Drop the pictures, then repeat every record exactly as it stands.

+ + + + +

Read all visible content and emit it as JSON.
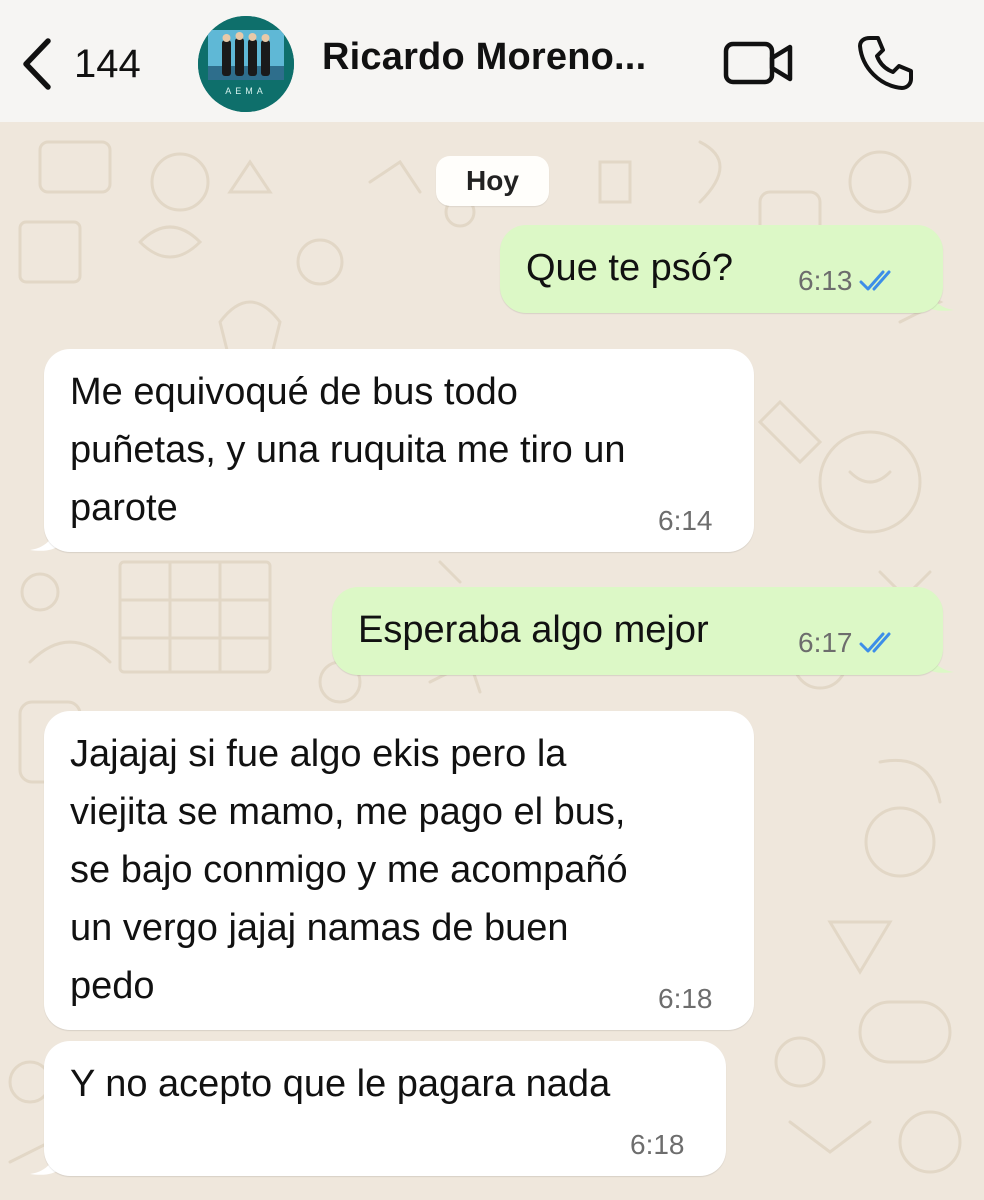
{
  "header": {
    "back_count": "144",
    "contact_name": "Ricardo Moreno...",
    "avatar_caption": "AEMA"
  },
  "chat": {
    "day_label": "Hoy",
    "messages": [
      {
        "direction": "out",
        "text": "Que te psó?",
        "time": "6:13",
        "status": "read"
      },
      {
        "direction": "in",
        "text": "Me equivoqué de bus todo\npuñetas, y una ruquita me tiro un\nparote",
        "time": "6:14"
      },
      {
        "direction": "out",
        "text": "Esperaba algo mejor",
        "time": "6:17",
        "status": "read"
      },
      {
        "direction": "in",
        "text": "Jajajaj si fue algo ekis pero la\nviejita se mamo, me pago el bus,\nse bajo conmigo y me acompañó\nun vergo jajaj namas de buen\npedo",
        "time": "6:18"
      },
      {
        "direction": "in",
        "text": "Y no acepto que le pagara nada",
        "time": "6:18"
      }
    ]
  },
  "colors": {
    "outgoing_bubble": "#dcf8c6",
    "incoming_bubble": "#ffffff",
    "chat_background": "#efe7dc",
    "read_ticks": "#3d8ee8",
    "header_background": "#f6f5f3"
  },
  "icons": [
    "chevron-left-icon",
    "video-call-icon",
    "phone-call-icon",
    "double-check-icon"
  ]
}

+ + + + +

| REPLY |
Read all visible content and emit it as JSON.
{
  "header": {
    "back_count": "144",
    "contact_name": "Ricardo Moreno...",
    "avatar_caption": "AEMA"
  },
  "chat": {
    "day_label": "Hoy",
    "messages": [
      {
        "direction": "out",
        "text": "Que te psó?",
        "time": "6:13",
        "status": "read"
      },
      {
        "direction": "in",
        "text": "Me equivoqué de bus todo\npuñetas, y una ruquita me tiro un\nparote",
        "time": "6:14"
      },
      {
        "direction": "out",
        "text": "Esperaba algo mejor",
        "time": "6:17",
        "status": "read"
      },
      {
        "direction": "in",
        "text": "Jajajaj si fue algo ekis pero la\nviejita se mamo, me pago el bus,\nse bajo conmigo y me acompañó\nun vergo jajaj namas de buen\npedo",
        "time": "6:18"
      },
      {
        "direction": "in",
        "text": "Y no acepto que le pagara nada",
        "time": "6:18"
      }
    ]
  },
  "colors": {
    "outgoing_bubble": "#dcf8c6",
    "incoming_bubble": "#ffffff",
    "chat_background": "#efe7dc",
    "read_ticks": "#3d8ee8",
    "header_background": "#f6f5f3"
  },
  "icons": [
    "chevron-left-icon",
    "video-call-icon",
    "phone-call-icon",
    "double-check-icon"
  ]
}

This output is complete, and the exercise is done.